# [WHAT NEEDS TO BE DONE]
Where does the word "JSON" show up in the records? Copy every line that holds it.

# [DATA EXTRACT]

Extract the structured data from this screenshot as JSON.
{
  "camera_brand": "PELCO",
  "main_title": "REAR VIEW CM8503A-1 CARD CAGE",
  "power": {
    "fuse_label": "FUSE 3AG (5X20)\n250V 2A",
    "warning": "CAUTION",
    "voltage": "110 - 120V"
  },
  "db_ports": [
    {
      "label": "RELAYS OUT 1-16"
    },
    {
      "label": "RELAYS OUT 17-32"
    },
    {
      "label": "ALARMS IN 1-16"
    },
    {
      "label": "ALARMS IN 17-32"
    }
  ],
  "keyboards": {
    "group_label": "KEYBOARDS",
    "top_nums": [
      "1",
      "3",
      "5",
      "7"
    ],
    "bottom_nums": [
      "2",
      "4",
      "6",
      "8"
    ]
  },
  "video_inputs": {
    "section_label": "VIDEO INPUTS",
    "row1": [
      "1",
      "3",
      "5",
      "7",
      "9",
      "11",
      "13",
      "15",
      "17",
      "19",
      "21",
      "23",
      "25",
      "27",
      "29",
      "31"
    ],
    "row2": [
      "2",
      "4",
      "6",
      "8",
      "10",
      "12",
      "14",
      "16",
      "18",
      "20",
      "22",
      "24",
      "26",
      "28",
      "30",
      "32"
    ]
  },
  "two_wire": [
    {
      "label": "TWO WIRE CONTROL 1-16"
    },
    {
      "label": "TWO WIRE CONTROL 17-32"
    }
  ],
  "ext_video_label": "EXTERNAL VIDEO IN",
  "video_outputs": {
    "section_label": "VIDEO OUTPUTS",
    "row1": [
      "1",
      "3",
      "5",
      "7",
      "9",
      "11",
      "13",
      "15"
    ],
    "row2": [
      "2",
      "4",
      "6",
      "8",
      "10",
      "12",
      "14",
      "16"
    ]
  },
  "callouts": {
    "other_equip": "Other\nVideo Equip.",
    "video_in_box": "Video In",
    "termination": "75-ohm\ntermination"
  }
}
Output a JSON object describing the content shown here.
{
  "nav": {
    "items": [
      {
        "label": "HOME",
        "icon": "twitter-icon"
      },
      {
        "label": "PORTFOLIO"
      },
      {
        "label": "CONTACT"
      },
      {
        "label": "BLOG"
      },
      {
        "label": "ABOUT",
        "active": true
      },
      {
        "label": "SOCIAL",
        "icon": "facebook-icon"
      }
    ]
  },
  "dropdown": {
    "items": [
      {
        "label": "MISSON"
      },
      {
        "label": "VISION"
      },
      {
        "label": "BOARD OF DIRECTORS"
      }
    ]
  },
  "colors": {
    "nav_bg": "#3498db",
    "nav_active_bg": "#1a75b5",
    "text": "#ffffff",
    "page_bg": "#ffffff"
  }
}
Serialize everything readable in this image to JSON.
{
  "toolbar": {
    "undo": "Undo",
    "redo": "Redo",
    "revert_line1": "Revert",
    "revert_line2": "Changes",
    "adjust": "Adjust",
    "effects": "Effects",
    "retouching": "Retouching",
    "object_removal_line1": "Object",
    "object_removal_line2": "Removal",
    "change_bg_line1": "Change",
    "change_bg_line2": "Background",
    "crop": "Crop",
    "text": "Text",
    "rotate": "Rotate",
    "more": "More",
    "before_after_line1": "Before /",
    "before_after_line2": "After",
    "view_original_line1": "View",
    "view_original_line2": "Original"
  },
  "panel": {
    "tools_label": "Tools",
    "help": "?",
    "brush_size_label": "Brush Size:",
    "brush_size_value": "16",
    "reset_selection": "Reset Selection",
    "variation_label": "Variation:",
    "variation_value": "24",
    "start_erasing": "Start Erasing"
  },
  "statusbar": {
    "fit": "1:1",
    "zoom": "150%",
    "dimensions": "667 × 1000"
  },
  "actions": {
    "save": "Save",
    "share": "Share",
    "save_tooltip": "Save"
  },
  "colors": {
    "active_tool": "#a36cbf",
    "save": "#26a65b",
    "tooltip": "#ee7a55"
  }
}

# [RESPONSE AREA]
Extract the structured data from this screenshot as JSON.
Output a JSON object describing the content shown here.
Serialize everything readable in this image to JSON.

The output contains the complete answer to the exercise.